*TASK*. Each line in the data holding "学习之光" should be listed.
'''
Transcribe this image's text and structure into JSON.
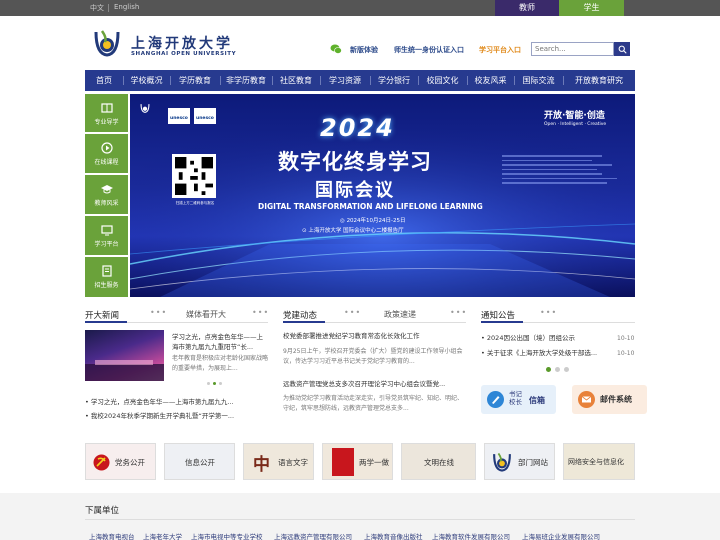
{
  "topbar": {
    "lang_cn": "中文",
    "lang_en": "English",
    "role_teacher": "教师",
    "role_student": "学生"
  },
  "header": {
    "logo_cn": "上海开放大学",
    "logo_en": "SHANGHAI OPEN UNIVERSITY",
    "links": [
      "新版体验",
      "师生统一身份认证入口",
      "学习平台入口"
    ],
    "search_placeholder": "Search..."
  },
  "nav": [
    "首页",
    "学校概况",
    "学历教育",
    "非学历教育",
    "社区教育",
    "学习资源",
    "学分银行",
    "校园文化",
    "校友风采",
    "国际交流",
    "开放教育研究"
  ],
  "sidebar": [
    "专业导学",
    "在线课程",
    "教师风采",
    "学习平台",
    "招生服务"
  ],
  "banner": {
    "year": "2024",
    "title1": "数字化终身学习",
    "title2": "国际会议",
    "title_en": "DIGITAL TRANSFORMATION AND LIFELONG LEARNING",
    "date": "2024年10月24日-25日",
    "venue": "上海开放大学 国际会议中心二楼报告厅",
    "slogan": "开放·智能·创造",
    "slogan_en": "Open · Intelligent · Creative",
    "qr_caption": "扫描上方二维码参与报名",
    "unesco1": "unesco",
    "unesco2": "unesco"
  },
  "news": {
    "title": "开大新闻",
    "title_alt": "媒体看开大",
    "headline": "学习之光，点亮金色年华——上海市第九届九九重阳节“长...",
    "summary": "老年教育是积极应对老龄化国家战略的重要举措，为展现上...",
    "items": [
      "学习之光，点亮金色年华——上海市第九届九九...",
      "我校2024年秋季学期新生开学典礼暨“开学第一..."
    ]
  },
  "party": {
    "title": "党建动态",
    "title_alt": "政策速递",
    "h1": "校党委部署推进党纪学习教育常态化长效化工作",
    "s1": "9月25日上午，学校召开党委会（扩大）暨党的建设工作领导小组会议，传达学习习近平总书记关于党纪学习教育的...",
    "h2": "远教资产管理党总支多次召开理论学习中心组会议暨党...",
    "s2": "为推动党纪学习教育活动走深走实，引导党员筑牢纪、知纪、明纪、守纪，筑牢思想防线，远教资产管理党总支多..."
  },
  "notice": {
    "title": "通知公告",
    "items": [
      {
        "text": "2024因公出国（境）团组公示",
        "date": "10-10"
      },
      {
        "text": "关于征求《上海开放大学处级干部选...",
        "date": "10-10"
      }
    ],
    "btn_letter_line1": "书记",
    "btn_letter_line2": "校长",
    "btn_letter_line3": "信箱",
    "btn_mail": "邮件系统"
  },
  "tiles": [
    "党务公开",
    "信息公开",
    "语言文字",
    "两学一做",
    "文明在线",
    "部门网站",
    "网络安全与信息化"
  ],
  "units": {
    "title": "下属单位",
    "items": [
      "上海教育电视台",
      "上海老年大学",
      "上海市电视中等专业学校",
      "上海远教资产管理有限公司",
      "上海教育音像出版社",
      "上海教育软件发展有限公司",
      "上海易班企业发展有限公司"
    ]
  },
  "colors": {
    "nav": "#273a8f",
    "sidebar": "#6aa23a",
    "topbar": "#555555",
    "teacher": "#3a2a6a",
    "student": "#6aa23a"
  }
}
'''
*YOUR SOLUTION*.
    "headline": "学习之光，点亮金色年华——上海市第九届九九重阳节“长...",
      "学习之光，点亮金色年华——上海市第九届九九...",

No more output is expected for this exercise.